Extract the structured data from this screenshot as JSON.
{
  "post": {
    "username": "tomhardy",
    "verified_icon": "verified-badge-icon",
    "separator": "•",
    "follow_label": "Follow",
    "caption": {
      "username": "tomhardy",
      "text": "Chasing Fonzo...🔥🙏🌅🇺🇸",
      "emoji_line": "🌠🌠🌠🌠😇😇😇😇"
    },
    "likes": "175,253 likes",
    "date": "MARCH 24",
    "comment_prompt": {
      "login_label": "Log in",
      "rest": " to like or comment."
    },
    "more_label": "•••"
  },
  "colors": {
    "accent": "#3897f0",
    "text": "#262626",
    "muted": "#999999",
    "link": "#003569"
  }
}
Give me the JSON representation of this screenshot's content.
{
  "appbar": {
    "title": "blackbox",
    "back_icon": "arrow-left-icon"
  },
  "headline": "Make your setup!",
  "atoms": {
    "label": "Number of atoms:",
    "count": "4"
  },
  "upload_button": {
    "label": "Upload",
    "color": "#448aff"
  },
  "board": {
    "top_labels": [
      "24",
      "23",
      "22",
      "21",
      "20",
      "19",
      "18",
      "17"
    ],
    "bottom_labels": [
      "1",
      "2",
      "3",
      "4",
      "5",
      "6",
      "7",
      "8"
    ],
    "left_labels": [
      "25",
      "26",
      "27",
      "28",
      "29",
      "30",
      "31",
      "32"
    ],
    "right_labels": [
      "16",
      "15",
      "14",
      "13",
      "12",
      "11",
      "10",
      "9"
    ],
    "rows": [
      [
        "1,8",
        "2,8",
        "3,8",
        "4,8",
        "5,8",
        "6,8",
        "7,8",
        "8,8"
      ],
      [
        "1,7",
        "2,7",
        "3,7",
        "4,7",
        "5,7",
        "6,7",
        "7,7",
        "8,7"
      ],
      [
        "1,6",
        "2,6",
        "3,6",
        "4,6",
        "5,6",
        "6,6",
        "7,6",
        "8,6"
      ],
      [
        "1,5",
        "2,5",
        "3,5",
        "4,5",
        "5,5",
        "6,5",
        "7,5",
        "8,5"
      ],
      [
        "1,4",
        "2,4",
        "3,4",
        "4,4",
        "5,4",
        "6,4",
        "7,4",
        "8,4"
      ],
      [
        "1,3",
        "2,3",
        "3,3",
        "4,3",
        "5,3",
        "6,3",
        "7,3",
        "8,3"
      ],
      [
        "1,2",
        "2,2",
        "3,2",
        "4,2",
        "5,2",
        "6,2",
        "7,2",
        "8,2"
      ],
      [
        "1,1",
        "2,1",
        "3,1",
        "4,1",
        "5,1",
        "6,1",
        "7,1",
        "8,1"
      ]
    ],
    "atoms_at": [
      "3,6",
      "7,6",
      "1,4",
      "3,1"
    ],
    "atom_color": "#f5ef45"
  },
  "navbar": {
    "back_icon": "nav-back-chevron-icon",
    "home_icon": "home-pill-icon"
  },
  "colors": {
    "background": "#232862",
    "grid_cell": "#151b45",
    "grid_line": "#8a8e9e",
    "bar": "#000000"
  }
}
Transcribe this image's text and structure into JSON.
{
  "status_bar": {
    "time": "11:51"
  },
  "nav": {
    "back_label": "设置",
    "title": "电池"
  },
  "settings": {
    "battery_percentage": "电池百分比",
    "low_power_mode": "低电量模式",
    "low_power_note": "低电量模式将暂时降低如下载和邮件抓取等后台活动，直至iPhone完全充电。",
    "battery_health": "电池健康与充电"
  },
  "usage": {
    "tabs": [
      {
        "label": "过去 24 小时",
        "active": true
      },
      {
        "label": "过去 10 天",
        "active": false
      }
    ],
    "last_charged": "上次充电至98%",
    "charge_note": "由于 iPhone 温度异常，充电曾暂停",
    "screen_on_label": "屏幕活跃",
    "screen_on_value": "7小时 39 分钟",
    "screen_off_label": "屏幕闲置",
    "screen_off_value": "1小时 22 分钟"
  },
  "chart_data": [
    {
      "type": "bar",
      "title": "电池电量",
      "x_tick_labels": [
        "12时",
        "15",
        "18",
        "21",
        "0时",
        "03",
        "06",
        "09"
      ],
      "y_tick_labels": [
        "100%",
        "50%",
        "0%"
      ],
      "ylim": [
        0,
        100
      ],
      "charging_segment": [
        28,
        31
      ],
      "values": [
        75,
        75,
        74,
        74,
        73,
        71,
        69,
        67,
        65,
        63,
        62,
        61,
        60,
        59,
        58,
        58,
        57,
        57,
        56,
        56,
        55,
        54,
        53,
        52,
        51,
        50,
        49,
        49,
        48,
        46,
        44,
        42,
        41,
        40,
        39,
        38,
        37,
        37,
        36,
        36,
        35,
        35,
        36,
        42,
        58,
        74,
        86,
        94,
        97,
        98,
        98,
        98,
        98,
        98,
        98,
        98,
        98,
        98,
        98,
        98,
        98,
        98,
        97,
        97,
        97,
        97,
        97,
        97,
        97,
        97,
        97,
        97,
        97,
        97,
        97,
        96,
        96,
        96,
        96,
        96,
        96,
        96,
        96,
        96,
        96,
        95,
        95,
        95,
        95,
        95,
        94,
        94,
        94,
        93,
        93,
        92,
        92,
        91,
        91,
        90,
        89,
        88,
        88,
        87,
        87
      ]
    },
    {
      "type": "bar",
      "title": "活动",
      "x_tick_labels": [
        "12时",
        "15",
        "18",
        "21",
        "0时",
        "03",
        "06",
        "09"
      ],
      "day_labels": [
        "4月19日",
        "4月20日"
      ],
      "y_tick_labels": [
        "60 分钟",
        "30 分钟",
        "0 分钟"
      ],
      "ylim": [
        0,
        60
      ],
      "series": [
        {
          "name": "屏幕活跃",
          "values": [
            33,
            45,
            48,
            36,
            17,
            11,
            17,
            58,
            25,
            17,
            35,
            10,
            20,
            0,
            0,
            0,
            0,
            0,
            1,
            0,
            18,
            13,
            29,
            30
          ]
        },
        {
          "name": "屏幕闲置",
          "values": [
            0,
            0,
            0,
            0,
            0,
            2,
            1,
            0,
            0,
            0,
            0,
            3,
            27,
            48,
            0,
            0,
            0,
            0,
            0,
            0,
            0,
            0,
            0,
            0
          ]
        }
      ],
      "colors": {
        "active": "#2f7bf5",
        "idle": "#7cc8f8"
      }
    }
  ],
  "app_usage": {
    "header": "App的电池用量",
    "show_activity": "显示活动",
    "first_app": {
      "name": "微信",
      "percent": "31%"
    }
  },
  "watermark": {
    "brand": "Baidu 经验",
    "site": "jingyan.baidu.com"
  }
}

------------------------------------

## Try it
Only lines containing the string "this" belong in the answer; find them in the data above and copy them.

## Response to the task
Extract the structured data from this screenshot as JSON.
Give me the JSON representation of this screenshot's content.
Transcribe this image's text and structure into JSON.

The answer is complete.